If you have been receiving happy letters all summer and all of the sudden you receive one that isn’t sad, but just doesn’t sound quite right, by all means we encourage you to call camp. We are here to be your partner in caring for your child while they are at camp. We commit to returning your call within 24 hours of receiving it. Please remember that we are out in camp so we may not be accessible all of the time, but you will be hearing from a Camp Chi representative within 24 hours of leaving a message.
We urge parents to get their children involved in packing for camp. Doing this together helps prepare the camper and also ensures that the child knows what he or she is bringing to camp. Parents are also able to oversee and make sure that campers are not bringing any items that should not be at camp.
Remember that your camper’s belongings will be kept on shelves in the cabin. Many campers find it helpful to have small items, like underwear or socks, packed in large plastic storage bags that can be placed on shelves.
We regularly ask experienced camp parents for their advice on how to pack their kids for camp. They have shared many ways to ease the process and help with campers’ adjustment. Here’s a few tips:
- Many parents send their campers to camp with pre-addressed and pre-stamped envelopes. This makes it easy for campers to remember who to write and takes the guess work out of writing to all family and friends.
- Campers like to have autograph things with them at camp, including pillow cases, plush dolls or books. These items are available at the Chi Canteen and serve as memorabilia on the last days of camp.
- Camp is all about fun and being goofy. Instead of sending your camper to camp with the same eight white shirts, send them with all colors of shirts. There will be times when campers are put into teams and identified by color or they may have a color themed day.
- Send your camper with at least two pairs of sandals. Sandals that are used to wear during their nightly shower may still be damp in the morning. There is nothing worse than waking up and putting on wet sandals. The second pair can be worn during the day. Shower sandals can even be sandals that you are going to get rid of anyway and be thrown away at the end of the summer.
- Speaking of showers, make sure that your child has some sort of “shower caddy” or “shower bucket” to carry their toiletries from the cabin to the bathhouse.
- Pre-packing Shabbat outfits for younger campers has been found to be quite helpful. Your camper may find dressing for Shabbat a bit daunting should they not normally dress themselves for “fancier” occasions at home. By pre-packing Shabbat outfits, this will make the process fool proof for your camper. For Shabbat, nicer shorts, capri pants, collared shirts, casual skirts or sundresses are sufficient.

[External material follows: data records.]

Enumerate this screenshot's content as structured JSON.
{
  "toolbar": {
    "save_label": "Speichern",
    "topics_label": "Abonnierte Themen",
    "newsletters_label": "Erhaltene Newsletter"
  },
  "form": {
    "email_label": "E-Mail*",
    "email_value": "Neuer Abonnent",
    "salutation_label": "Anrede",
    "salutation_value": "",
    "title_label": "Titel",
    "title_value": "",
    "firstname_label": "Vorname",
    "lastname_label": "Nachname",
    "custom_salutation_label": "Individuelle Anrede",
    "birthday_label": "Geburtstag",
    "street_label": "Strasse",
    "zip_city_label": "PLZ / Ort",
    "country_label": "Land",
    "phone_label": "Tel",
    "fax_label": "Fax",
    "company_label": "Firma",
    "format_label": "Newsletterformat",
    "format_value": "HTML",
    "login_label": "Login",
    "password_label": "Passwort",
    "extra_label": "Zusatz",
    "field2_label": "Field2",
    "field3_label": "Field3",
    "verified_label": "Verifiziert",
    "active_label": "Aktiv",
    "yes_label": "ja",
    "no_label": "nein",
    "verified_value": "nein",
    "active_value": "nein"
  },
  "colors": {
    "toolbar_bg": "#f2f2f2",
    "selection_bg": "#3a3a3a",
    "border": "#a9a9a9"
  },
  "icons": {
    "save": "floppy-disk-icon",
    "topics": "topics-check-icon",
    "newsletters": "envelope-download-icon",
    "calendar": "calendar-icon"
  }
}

- Label everything. It is easy to misplace things at camp, having all items labeled with your child’s full name will allow us to get everything returned.
- Try packing your camper with bins or packing cubes. This helps them stay organized at camp.